Keyword research is the process of discovering and studying the words or phrases that users enter in search engines as they relate to your business, product, or service.
Keyword research insights not only help guide your website structure, but also they can also inform your content strategy.
Keyword research is the foundation of any SEO strategy. The terms your content targets are a huge factor in how much traffic you’ll receive, if your website ranks well in search results, and how effective it is at getting users to take a desired action.
Keyword research also factors into local SEO. If physical store locations or customers in specific geographic regions are an important part of your organization, understanding the hyper-local keywords being used will help set you apart.
HOW DO SEARCH ENGINES KNOW WHAT YOUR KEYWORDS ARE?
As search engine spiders crawl around a website, they look for naturally repeated words, phrases, synonyms, and related words. Using advanced topic modeling algorithms, search engines use these “keywords” to determine what topics the page or website is about.
CREATING KEYWORD-FOCUSED CONTENT
Don’t fall into the trap of thinking you know your keyword phrases. While a unique term might land you a number one ranking position in Google, it won’t do you much good if your target audience isn’t searching for that term.
All content on your website should be backed by thorough and extensive keyword research, which can be conducted using a variety of online tools like Soovle, Jaaxy, and Google Search Console.
THE BENEFIT OF KEYWORD RESEARCH
Ultimately, keyword research helps you better understand your users and guides your content creation in a way that meets business goals as well as the needs of your audience.
When done well, content focused on serving the user with the appropriate terms and key phrases can create a website that dominates online competition.
Search insights can help you understand your target audience’s online query behavior. For instance, this data can tell the following:
- The keyword phrases your audience uses most
- The intent of those queries
- Where a user goes online and what results they click on
- When they search
- Where they search
- The device they use to search
In other words, your search insights can tell you exactly what you need to know to develop effective content.

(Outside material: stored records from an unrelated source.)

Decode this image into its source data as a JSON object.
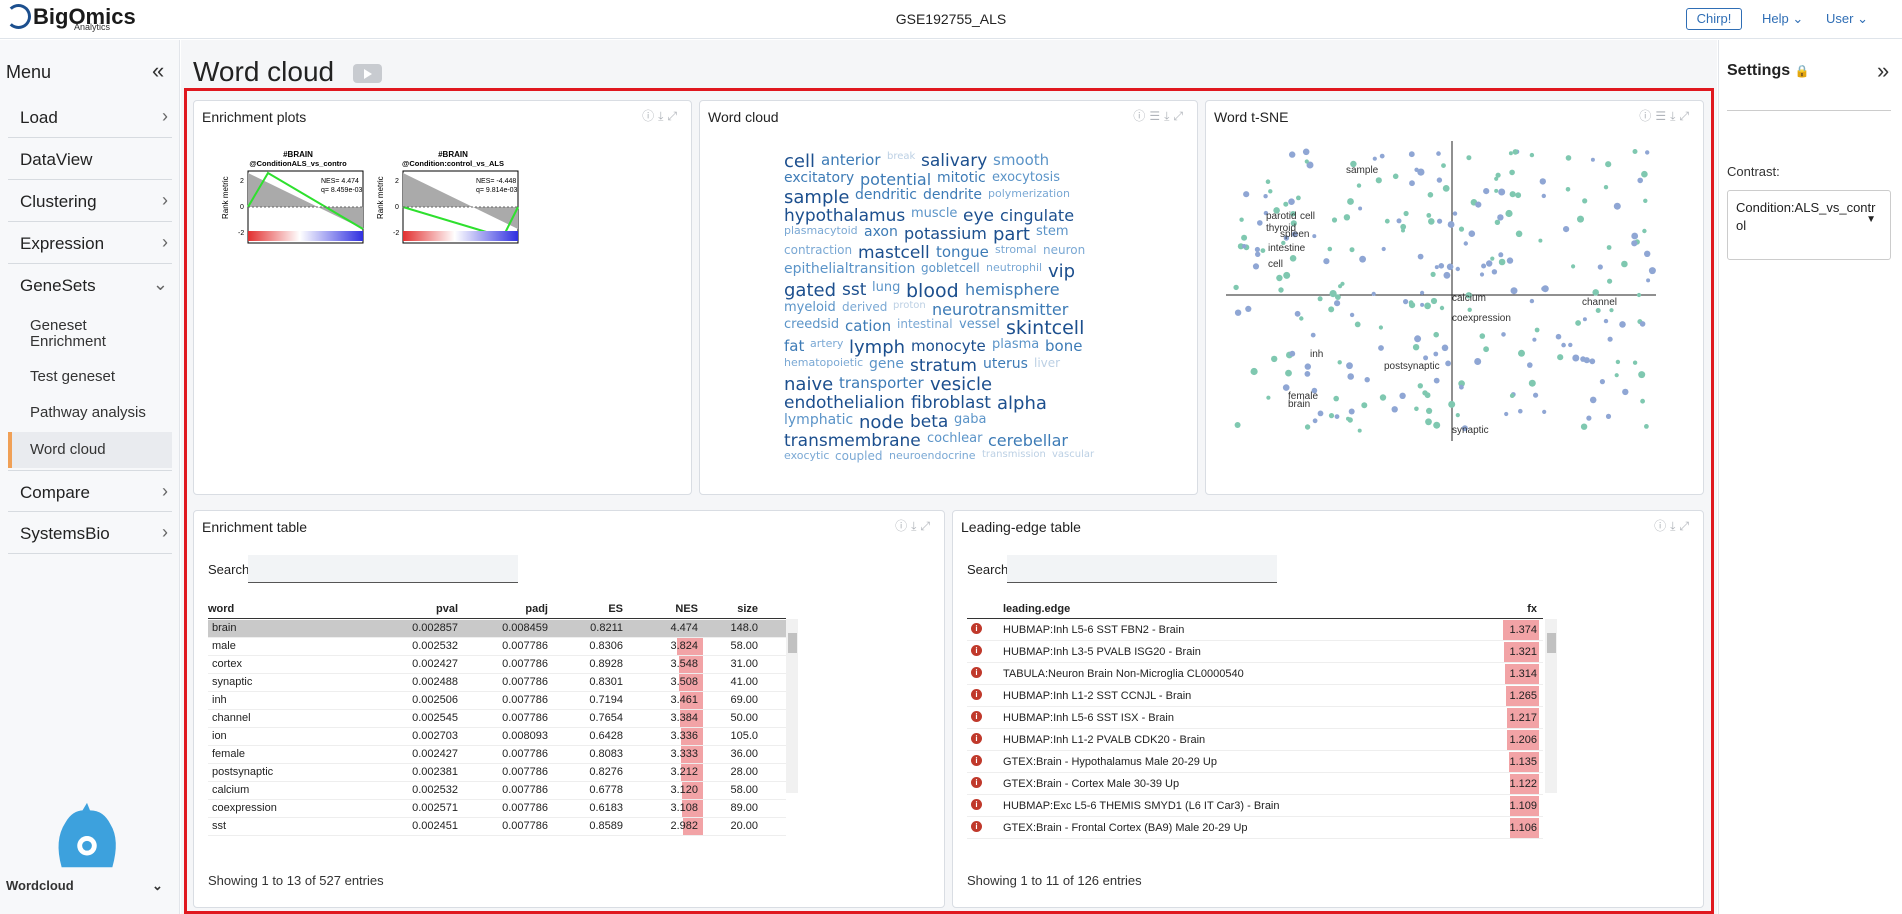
{
  "header": {
    "logo_text": "BigOmics",
    "logo_sub": "Analytics",
    "dataset": "GSE192755_ALS",
    "chirp": "Chirp!",
    "help": "Help",
    "user": "User"
  },
  "sidebar": {
    "menu_title": "Menu",
    "items": [
      {
        "label": "Load"
      },
      {
        "label": "DataView"
      },
      {
        "label": "Clustering"
      },
      {
        "label": "Expression"
      },
      {
        "label": "GeneSets"
      },
      {
        "label": "Compare"
      },
      {
        "label": "SystemsBio"
      }
    ],
    "subitems": [
      {
        "label": "Geneset Enrichment"
      },
      {
        "label": "Test geneset"
      },
      {
        "label": "Pathway analysis"
      },
      {
        "label": "Word cloud"
      }
    ],
    "bottom_label": "Wordcloud"
  },
  "page": {
    "title": "Word cloud"
  },
  "cards": {
    "enrichment_plots": {
      "title": "Enrichment plots",
      "plot1": {
        "title": "#BRAIN",
        "subtitle": "@ConditionALS_vs_contro",
        "nes": "NES= 4.474",
        "q": "q= 8.459e-03",
        "ylab": "Rank metric"
      },
      "plot2": {
        "title": "#BRAIN",
        "subtitle": "@Condition:control_vs_ALS",
        "nes": "NES= -4.448",
        "q": "q= 9.814e-03",
        "ylab": "Rank metric"
      }
    },
    "word_cloud": {
      "title": "Word cloud"
    },
    "word_tsne": {
      "title": "Word t-SNE",
      "labels": [
        "sample",
        "parotid",
        "cell",
        "thyroid",
        "spleen",
        "intestine",
        "cell",
        "calcium",
        "channel",
        "coexpression",
        "inh",
        "postsynaptic",
        "female",
        "brain",
        "synaptic"
      ]
    },
    "enrichment_table": {
      "title": "Enrichment table"
    },
    "leading_edge": {
      "title": "Leading-edge table"
    }
  },
  "word_cloud_words": [
    {
      "w": "cell",
      "c": "#1c4f8e"
    },
    {
      "w": "anterior",
      "c": "#3d7bb6"
    },
    {
      "w": "break",
      "c": "#bcd0e4"
    },
    {
      "w": "salivary",
      "c": "#1c4f8e"
    },
    {
      "w": "smooth",
      "c": "#5b94c8"
    },
    {
      "w": "excitatory",
      "c": "#3d7bb6"
    },
    {
      "w": "potential",
      "c": "#3d7bb6"
    },
    {
      "w": "mitotic",
      "c": "#3d7bb6"
    },
    {
      "w": "exocytosis",
      "c": "#5b94c8"
    },
    {
      "w": "sample",
      "c": "#1c4f8e"
    },
    {
      "w": "dendritic",
      "c": "#3d7bb6"
    },
    {
      "w": "dendrite",
      "c": "#3d7bb6"
    },
    {
      "w": "polymerization",
      "c": "#7aa8d4"
    },
    {
      "w": "hypothalamus",
      "c": "#1c4f8e"
    },
    {
      "w": "muscle",
      "c": "#5b94c8"
    },
    {
      "w": "eye",
      "c": "#1c4f8e"
    },
    {
      "w": "cingulate",
      "c": "#1c4f8e"
    },
    {
      "w": "plasmacytoid",
      "c": "#7aa8d4"
    },
    {
      "w": "axon",
      "c": "#3d7bb6"
    },
    {
      "w": "potassium",
      "c": "#1c4f8e"
    },
    {
      "w": "part",
      "c": "#1c4f8e"
    },
    {
      "w": "stem",
      "c": "#5b94c8"
    },
    {
      "w": "contraction",
      "c": "#7aa8d4"
    },
    {
      "w": "mastcell",
      "c": "#1c4f8e"
    },
    {
      "w": "tongue",
      "c": "#3d7bb6"
    },
    {
      "w": "stromal",
      "c": "#7aa8d4"
    },
    {
      "w": "neuron",
      "c": "#7aa8d4"
    },
    {
      "w": "epithelialtransition",
      "c": "#5b94c8"
    },
    {
      "w": "gobletcell",
      "c": "#5b94c8"
    },
    {
      "w": "neutrophil",
      "c": "#7aa8d4"
    },
    {
      "w": "vip",
      "c": "#1c4f8e"
    },
    {
      "w": "gated",
      "c": "#1c4f8e"
    },
    {
      "w": "sst",
      "c": "#1c4f8e"
    },
    {
      "w": "lung",
      "c": "#5b94c8"
    },
    {
      "w": "blood",
      "c": "#1c4f8e"
    },
    {
      "w": "hemisphere",
      "c": "#3d7bb6"
    },
    {
      "w": "myeloid",
      "c": "#5b94c8"
    },
    {
      "w": "derived",
      "c": "#7aa8d4"
    },
    {
      "w": "proton",
      "c": "#bcd0e4"
    },
    {
      "w": "neurotransmitter",
      "c": "#3d7bb6"
    },
    {
      "w": "creedsid",
      "c": "#5b94c8"
    },
    {
      "w": "cation",
      "c": "#3d7bb6"
    },
    {
      "w": "intestinal",
      "c": "#7aa8d4"
    },
    {
      "w": "vessel",
      "c": "#5b94c8"
    },
    {
      "w": "skintcell",
      "c": "#1c4f8e"
    },
    {
      "w": "fat",
      "c": "#3d7bb6"
    },
    {
      "w": "artery",
      "c": "#7aa8d4"
    },
    {
      "w": "lymph",
      "c": "#1c4f8e"
    },
    {
      "w": "monocyte",
      "c": "#1c4f8e"
    },
    {
      "w": "plasma",
      "c": "#5b94c8"
    },
    {
      "w": "bone",
      "c": "#3d7bb6"
    },
    {
      "w": "hematopoietic",
      "c": "#7aa8d4"
    },
    {
      "w": "gene",
      "c": "#5b94c8"
    },
    {
      "w": "stratum",
      "c": "#1c4f8e"
    },
    {
      "w": "uterus",
      "c": "#3d7bb6"
    },
    {
      "w": "liver",
      "c": "#bcd0e4"
    },
    {
      "w": "naive",
      "c": "#1c4f8e"
    },
    {
      "w": "transporter",
      "c": "#3d7bb6"
    },
    {
      "w": "vesicle",
      "c": "#1c4f8e"
    },
    {
      "w": "endothelialion",
      "c": "#1c4f8e"
    },
    {
      "w": "fibroblast",
      "c": "#1c4f8e"
    },
    {
      "w": "alpha",
      "c": "#1c4f8e"
    },
    {
      "w": "lymphatic",
      "c": "#5b94c8"
    },
    {
      "w": "node",
      "c": "#1c4f8e"
    },
    {
      "w": "beta",
      "c": "#1c4f8e"
    },
    {
      "w": "gaba",
      "c": "#5b94c8"
    },
    {
      "w": "transmembrane",
      "c": "#1c4f8e"
    },
    {
      "w": "cochlear",
      "c": "#5b94c8"
    },
    {
      "w": "cerebellar",
      "c": "#3d7bb6"
    },
    {
      "w": "exocytic",
      "c": "#7aa8d4"
    },
    {
      "w": "coupled",
      "c": "#7aa8d4"
    },
    {
      "w": "neuroendocrine",
      "c": "#7aa8d4"
    },
    {
      "w": "transmission",
      "c": "#bcd0e4"
    },
    {
      "w": "vascular",
      "c": "#bcd0e4"
    }
  ],
  "enrichment_table": {
    "search_label": "Search:",
    "search_value": "",
    "columns": [
      "word",
      "pval",
      "padj",
      "ES",
      "NES",
      "size"
    ],
    "rows": [
      [
        "brain",
        "0.002857",
        "0.008459",
        "0.8211",
        "4.474",
        "148.0"
      ],
      [
        "male",
        "0.002532",
        "0.007786",
        "0.8306",
        "3.824",
        "58.00"
      ],
      [
        "cortex",
        "0.002427",
        "0.007786",
        "0.8928",
        "3.548",
        "31.00"
      ],
      [
        "synaptic",
        "0.002488",
        "0.007786",
        "0.8301",
        "3.508",
        "41.00"
      ],
      [
        "inh",
        "0.002506",
        "0.007786",
        "0.7194",
        "3.461",
        "69.00"
      ],
      [
        "channel",
        "0.002545",
        "0.007786",
        "0.7654",
        "3.384",
        "50.00"
      ],
      [
        "ion",
        "0.002703",
        "0.008093",
        "0.6428",
        "3.336",
        "105.0"
      ],
      [
        "female",
        "0.002427",
        "0.007786",
        "0.8083",
        "3.333",
        "36.00"
      ],
      [
        "postsynaptic",
        "0.002381",
        "0.007786",
        "0.8276",
        "3.212",
        "28.00"
      ],
      [
        "calcium",
        "0.002532",
        "0.007786",
        "0.6778",
        "3.120",
        "58.00"
      ],
      [
        "coexpression",
        "0.002571",
        "0.007786",
        "0.6183",
        "3.108",
        "89.00"
      ],
      [
        "sst",
        "0.002451",
        "0.007786",
        "0.8589",
        "2.982",
        "20.00"
      ]
    ],
    "footer": "Showing 1 to 13 of 527 entries"
  },
  "leading_edge_table": {
    "search_label": "Search:",
    "search_value": "",
    "columns": [
      "leading.edge",
      "fx"
    ],
    "rows": [
      [
        "HUBMAP:Inh L5-6 SST FBN2 - Brain",
        "1.374"
      ],
      [
        "HUBMAP:Inh L3-5 PVALB ISG20 - Brain",
        "1.321"
      ],
      [
        "TABULA:Neuron Brain Non-Microglia CL0000540",
        "1.314"
      ],
      [
        "HUBMAP:Inh L1-2 SST CCNJL - Brain",
        "1.265"
      ],
      [
        "HUBMAP:Inh L5-6 SST ISX - Brain",
        "1.217"
      ],
      [
        "HUBMAP:Inh L1-2 PVALB CDK20 - Brain",
        "1.206"
      ],
      [
        "GTEX:Brain - Hypothalamus Male 20-29 Up",
        "1.135"
      ],
      [
        "GTEX:Brain - Cortex Male 30-39 Up",
        "1.122"
      ],
      [
        "HUBMAP:Exc L5-6 THEMIS SMYD1 (L6 IT Car3) - Brain",
        "1.109"
      ],
      [
        "GTEX:Brain - Frontal Cortex (BA9) Male 20-29 Up",
        "1.106"
      ]
    ],
    "footer": "Showing 1 to 11 of 126 entries"
  },
  "settings": {
    "title": "Settings",
    "contrast_label": "Contrast:",
    "contrast_value": "Condition:ALS_vs_contr ol"
  },
  "colors": {
    "accent": "#2f6eb5",
    "red_frame": "#e0181f",
    "nes_bar": "#f2a3a6",
    "active_marker": "#f0a056"
  }
}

The inside information provided by search insights will help you develop material that meets the needs of your audience members, speaks their language, and demonstrates how your product or service is exactly what they are looking for. In turn, it will help boost the success and ROI of your content effort.

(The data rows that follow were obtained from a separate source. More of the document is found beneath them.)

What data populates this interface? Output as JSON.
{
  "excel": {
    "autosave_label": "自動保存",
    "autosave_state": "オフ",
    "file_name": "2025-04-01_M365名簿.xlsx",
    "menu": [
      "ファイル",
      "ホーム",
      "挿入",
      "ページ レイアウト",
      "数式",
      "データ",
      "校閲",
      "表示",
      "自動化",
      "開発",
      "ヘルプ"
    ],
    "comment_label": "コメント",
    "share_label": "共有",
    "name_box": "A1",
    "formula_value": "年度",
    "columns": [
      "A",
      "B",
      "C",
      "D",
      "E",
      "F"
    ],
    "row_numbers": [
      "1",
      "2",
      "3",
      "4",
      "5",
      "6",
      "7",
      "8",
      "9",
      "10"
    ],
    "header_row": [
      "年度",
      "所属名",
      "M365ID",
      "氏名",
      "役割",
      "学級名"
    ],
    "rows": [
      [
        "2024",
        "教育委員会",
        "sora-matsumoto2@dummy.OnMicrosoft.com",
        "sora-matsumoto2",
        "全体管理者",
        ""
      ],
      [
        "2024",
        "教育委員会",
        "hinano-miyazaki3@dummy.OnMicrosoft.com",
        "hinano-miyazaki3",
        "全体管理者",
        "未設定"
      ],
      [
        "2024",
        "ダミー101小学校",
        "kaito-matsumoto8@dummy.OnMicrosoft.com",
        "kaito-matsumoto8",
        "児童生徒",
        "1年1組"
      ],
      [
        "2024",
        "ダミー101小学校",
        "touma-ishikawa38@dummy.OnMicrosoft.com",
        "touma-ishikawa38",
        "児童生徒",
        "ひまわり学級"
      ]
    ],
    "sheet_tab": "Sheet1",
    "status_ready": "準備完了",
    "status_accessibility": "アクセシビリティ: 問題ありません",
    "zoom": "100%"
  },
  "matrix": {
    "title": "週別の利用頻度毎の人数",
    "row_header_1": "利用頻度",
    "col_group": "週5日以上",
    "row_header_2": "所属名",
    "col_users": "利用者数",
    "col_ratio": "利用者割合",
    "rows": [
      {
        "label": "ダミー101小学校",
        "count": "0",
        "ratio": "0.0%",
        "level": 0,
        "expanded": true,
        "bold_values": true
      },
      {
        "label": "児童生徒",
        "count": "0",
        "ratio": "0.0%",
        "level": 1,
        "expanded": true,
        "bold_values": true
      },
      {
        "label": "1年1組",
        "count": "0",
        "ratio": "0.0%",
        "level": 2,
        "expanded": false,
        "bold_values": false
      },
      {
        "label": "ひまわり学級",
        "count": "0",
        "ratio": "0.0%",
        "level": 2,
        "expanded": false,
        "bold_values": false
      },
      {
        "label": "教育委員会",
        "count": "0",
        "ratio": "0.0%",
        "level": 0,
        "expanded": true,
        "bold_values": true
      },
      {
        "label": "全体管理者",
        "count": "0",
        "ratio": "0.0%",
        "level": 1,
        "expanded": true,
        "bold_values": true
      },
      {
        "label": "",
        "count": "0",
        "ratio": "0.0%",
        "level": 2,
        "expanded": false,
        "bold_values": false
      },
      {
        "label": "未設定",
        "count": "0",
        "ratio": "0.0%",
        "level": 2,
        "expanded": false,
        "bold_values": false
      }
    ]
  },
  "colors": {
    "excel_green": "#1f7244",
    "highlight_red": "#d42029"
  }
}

When deciding how many times to repeat a keyword, consider these questions;
- Would someone using this keyword find my content relevant to their search?

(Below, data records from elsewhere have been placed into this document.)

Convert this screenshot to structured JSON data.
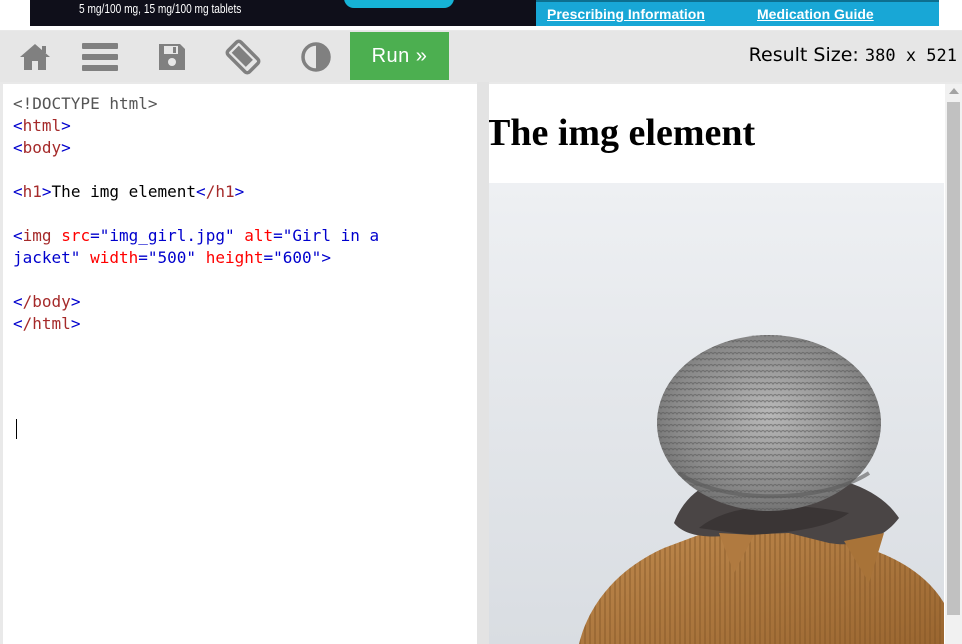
{
  "ad": {
    "dosage_text": "5 mg/100 mg, 15 mg/100 mg tablets",
    "links": [
      "Prescribing Information",
      "Medication Guide"
    ]
  },
  "toolbar": {
    "icons": [
      "home-icon",
      "menu-icon",
      "save-icon",
      "rotate-icon",
      "contrast-icon"
    ],
    "run_label": "Run »",
    "result_size_label": "Result Size:",
    "result_size_value": "380 x 521"
  },
  "editor": {
    "lines": {
      "doctype": "<!DOCTYPE html>",
      "html_open": "html",
      "body_open": "body",
      "h1_text": "The img element",
      "img_src": "\"img_girl.jpg\"",
      "img_alt": "\"Girl in a\njacket\"",
      "img_width": "\"500\"",
      "img_height": "\"600\"",
      "body_close": "/body",
      "html_close": "/html"
    }
  },
  "result": {
    "heading": "The img element",
    "image_alt": "Girl in a jacket"
  },
  "colors": {
    "run_button": "#4caf50",
    "tag": "#a52a2a",
    "attribute": "#ff0000",
    "value": "#0000cd",
    "ad_blue": "#18a7d6"
  }
}
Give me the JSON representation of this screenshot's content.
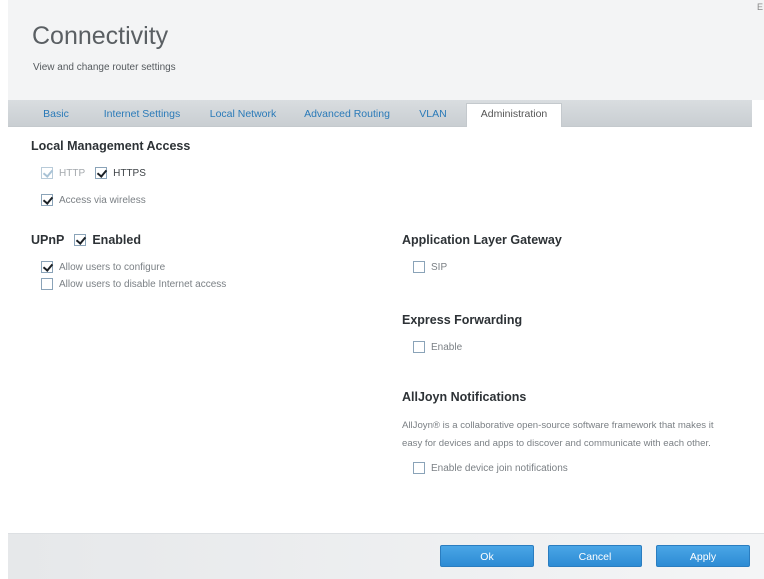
{
  "header": {
    "title": "Connectivity",
    "subtitle": "View and change router settings",
    "corner_text": "E"
  },
  "tabs": [
    {
      "label": "Basic",
      "active": false
    },
    {
      "label": "Internet Settings",
      "active": false
    },
    {
      "label": "Local Network",
      "active": false
    },
    {
      "label": "Advanced Routing",
      "active": false
    },
    {
      "label": "VLAN",
      "active": false
    },
    {
      "label": "Administration",
      "active": true
    }
  ],
  "local_management": {
    "title": "Local Management Access",
    "http": {
      "label": "HTTP",
      "checked": true
    },
    "https": {
      "label": "HTTPS",
      "checked": true
    },
    "wireless": {
      "label": "Access via wireless",
      "checked": true
    }
  },
  "upnp": {
    "title": "UPnP",
    "enabled": {
      "label": "Enabled",
      "checked": true
    },
    "allow_configure": {
      "label": "Allow users to configure",
      "checked": true
    },
    "allow_disable": {
      "label": "Allow users to disable Internet access",
      "checked": false
    }
  },
  "alg": {
    "title": "Application Layer Gateway",
    "sip": {
      "label": "SIP",
      "checked": false
    }
  },
  "express": {
    "title": "Express Forwarding",
    "enable": {
      "label": "Enable",
      "checked": false
    }
  },
  "alljoyn": {
    "title": "AllJoyn Notifications",
    "desc_line1": "AllJoyn® is a collaborative open-source software framework that makes it",
    "desc_line2": "easy for devices and apps to discover and communicate with each other.",
    "join": {
      "label": "Enable device join notifications",
      "checked": false
    }
  },
  "footer": {
    "ok_label": "Ok",
    "cancel_label": "Cancel",
    "apply_label": "Apply"
  },
  "colors": {
    "accent": "#2d8bd4",
    "tab_link": "#2a7ab8"
  }
}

- Would someone using this keyword be able to find this same content somewhere else?
- Would someone using this keyword be satisfied with the content I’m providing?
If your content is truly relevant to the keyword, it should naturally appear in the content at a reasonable rate, so that both readers and search engine spiders can tell what your content is about.
WHERE SHOULD THE KEYWORD APPEAR?
- The URL
- The title
- The first words: The first 200 words of body copy count most heavily for search engines and for users. Consider putting your main keyword in bold once in the first 200 words to make it stand out to users who may have searched for that very phrase.
- Headings: Write a headline for your page in an H1 heading tag, an important signal as to what the page is about. It should include your main keyword and correspond to your page title tag.
- Image file names: An image’s file name, surrounding text, and alt attribute all contribute to relevance for ranking. If the image is linked, search engines treat the alt attribute as anchor text. So always write an alt attribute that is a brief description with a keyword, if possible, identifying what the image shows.
- The meta description
- In links to related content: Link to relevant pages within your own website using keyword-rich anchor text. Make your website’s internal linking is useful for the visitor.
Every piece of content you create, whether you intend it to includes multiple keywords. Any combination of words on the page might end up being a “keyword.” Variations on your main keyword will naturally be peppered throughout your content. When you’re targeting a keyword, you might want to have a handful of “sub-targets” in mind.
If you find that your content is getting traffic from a related keyword that doesn’t actually appear on the page, go back and add it.
In the end, the goal of your website is to give your customers what they are looking for. By being strategic in placing keywords in your content, you are letting the world know that your website is the place to come for answers.